It is not unusual to see a written term in the contract of employment limiting your employment by a competitor, or setting up on your own in competition, for a limited period and within a limited area.
Such 'restraint of trade' clauses will only be upheld in law if they can be shown to be reasonable (i.e. in duration and scope) in terms of protecting your employer's legitimate business interests and to be in the public interest.
The wider the scope of such a clause, the less likely it is to be enforced. Where a clause has been drafted too broadly, the courts will normally find it entirely invalid rather than accept part of it or rewrite it.

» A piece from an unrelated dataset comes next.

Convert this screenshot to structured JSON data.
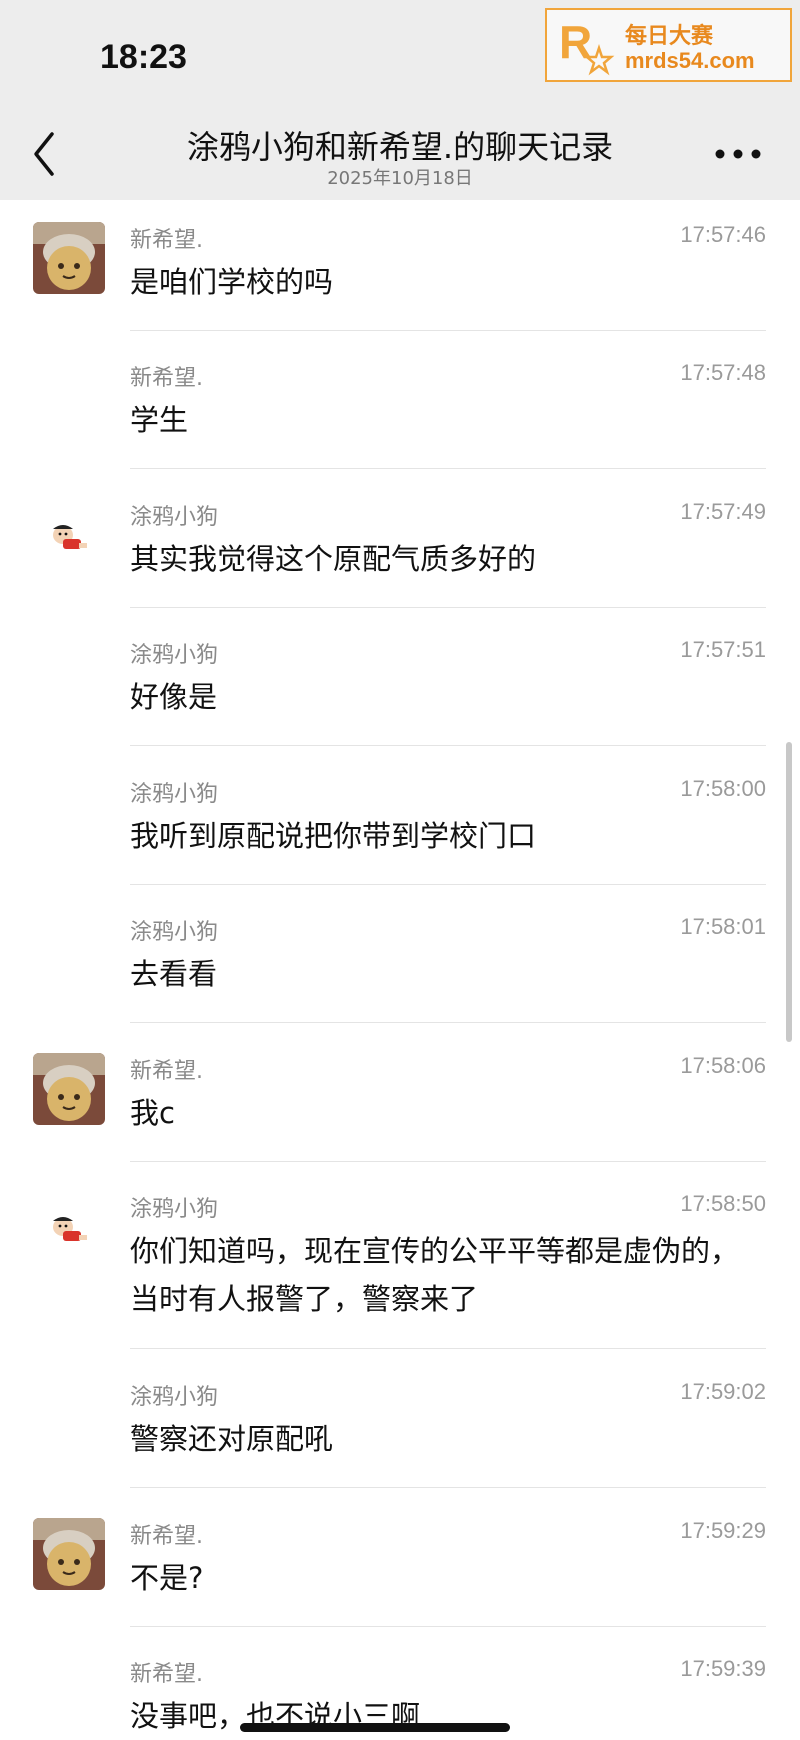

This kind of term is most likely to be found in employment contracts where the role involves sale or marketing, or in the contracts of senior employees who are in regular contact with the employer’s clients.